For L.A.'s Fisher, comebacks are in the genes
Updated: Wednesday June 06, 2001 11:29 AM
By Marty Burns, Sports Illustrated
LOS ANGELES -- As a young boy, Lakers guard Derek Fisher would tag along with his older brother, Duane Washington, to a gym near their house in Little Rock, Ark. He would dribble the ball on the sidelines and shoot baskets as Duane, a high school star who would go on to play in the NBA, ran the court with the likes of Sidney Moncrief and Darrell Walker.
"It was offseason for those guys, and they'd come back home to Little Rock," Fisher recalls. "I was too little to play, but I'd watch Duane go up against them."
Fisher now has his own NBA brushes with greatness. The 6'1" lefty has emerged this postseason like a kid from a big brother's shadow, averaging 15.1 points, 5.0 rebounds and 3.5 steals while shooting a sizzling 51 percent from 3-point range. In Game 4 of the Spurs series, he led all scorers with 28 points on 11 of 13 shooting.
"He's been playing at an All-Star level," Lakers coach Phil Jackson says.
Fisher will try to add to his burgeoning reputation beginning tonight in Game 1 of the NBA Finals. As the primary defender on Sixers guard Allen Iverson, he has the unenviable task of trying to slow down the league's MVP and scoring champ. Fisher knows the world will be watching.
"Allen's a very talented, aggressive player," Fisher says. "I just have to stay in front of him as best as possible.
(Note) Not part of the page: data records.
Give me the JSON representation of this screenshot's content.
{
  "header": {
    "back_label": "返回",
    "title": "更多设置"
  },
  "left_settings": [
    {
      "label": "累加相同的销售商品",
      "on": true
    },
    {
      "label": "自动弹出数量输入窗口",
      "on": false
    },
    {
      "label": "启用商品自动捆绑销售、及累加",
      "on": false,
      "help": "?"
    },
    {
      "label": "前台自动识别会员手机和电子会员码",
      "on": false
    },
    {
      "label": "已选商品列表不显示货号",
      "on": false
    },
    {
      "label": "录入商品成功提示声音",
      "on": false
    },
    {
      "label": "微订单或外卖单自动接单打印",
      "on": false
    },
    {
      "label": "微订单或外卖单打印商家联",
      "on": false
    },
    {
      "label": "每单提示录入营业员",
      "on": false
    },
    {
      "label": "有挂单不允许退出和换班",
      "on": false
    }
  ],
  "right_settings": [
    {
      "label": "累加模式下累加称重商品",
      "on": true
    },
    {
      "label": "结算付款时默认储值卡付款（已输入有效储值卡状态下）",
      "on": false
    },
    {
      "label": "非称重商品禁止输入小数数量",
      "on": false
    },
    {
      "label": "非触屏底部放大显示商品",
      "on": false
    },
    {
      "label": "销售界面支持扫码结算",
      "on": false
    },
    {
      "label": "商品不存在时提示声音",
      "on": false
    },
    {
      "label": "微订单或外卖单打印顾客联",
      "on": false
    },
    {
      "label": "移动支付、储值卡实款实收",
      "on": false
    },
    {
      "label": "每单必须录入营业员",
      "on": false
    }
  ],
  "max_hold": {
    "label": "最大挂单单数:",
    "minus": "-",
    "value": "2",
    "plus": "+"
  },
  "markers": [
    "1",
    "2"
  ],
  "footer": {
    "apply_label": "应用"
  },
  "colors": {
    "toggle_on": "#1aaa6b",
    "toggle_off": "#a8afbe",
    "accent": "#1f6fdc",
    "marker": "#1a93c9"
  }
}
I'll try to make it tougher for him to score. I don't think I'll have many opportunities to relax."
Not that Fisher would take a breather anyway. He learned first-hand just how fleeting the NBA dream can be from Duane, who had a brief stint with the Nets -- where he played alongside former Syracuse star Dwayne (Pearl) Washington -- and the Clippers before losing it all to cocaine addiction. During Duane's rehab, Fisher called his brother every day to offer encouragement. Duane eventually kicked the habit and went on to a 15-year career in the CBA and Europe. Derek, meanwhile, went back to work vowing never to let it happen to him. Maybe that's why he practically "wore out the trainers," in Jackson's words, while rehabbing a stress fracture in his right foot that kept him out of the first 62 games.
With his goal to make it back for the playoffs, Fisher spent three or four hours a day, five days a week, sweating and straining at the team's practice facility. He ran in water while wearing a harness. He rode the stationary bike. He lifted weights. He shot hundreds of jumpers. "I was kind of a pain in the butt as a patient because I felt like every day counted for me," says Fisher, the Lakers' first-round pick (No. 24) in '96 out of Arkansas-Little Rock.
Even so, Fisher's comeback came perilously close to being aborted. Not wanting to perform at less than his best, he informed the Lakers that he would return this season only if he could play in at least 20 regular season games. L.A.'s team doctors had a later date in mind. "I told them I was going to sit out," says Fisher, who eventually prevailed on the team to let him come back when he wanted.
Fisher scored a career-high 28 points in his first game back, March 13 against the Celtics, and hasn't let up. Thanks in part to his tenacious defense and clutch shot-making, the Lakers are 26-5 since his return. "Derek's play has been a big part of our success," Lakers forward Rick Fox says. "He's made a huge difference for us defensively, and he's become an added threat on offense."
For Fisher, his dramatic rise to Hollywood star after four years as a role player is still hard to believe. It seems like yesterday, he says, he was just a little kid watching Duane rain jumpers at the gym back home in Little Rock and wondering if he could ever be that good. "He could flat out shoot the ball," Fisher says.
He now knows it runs in the family.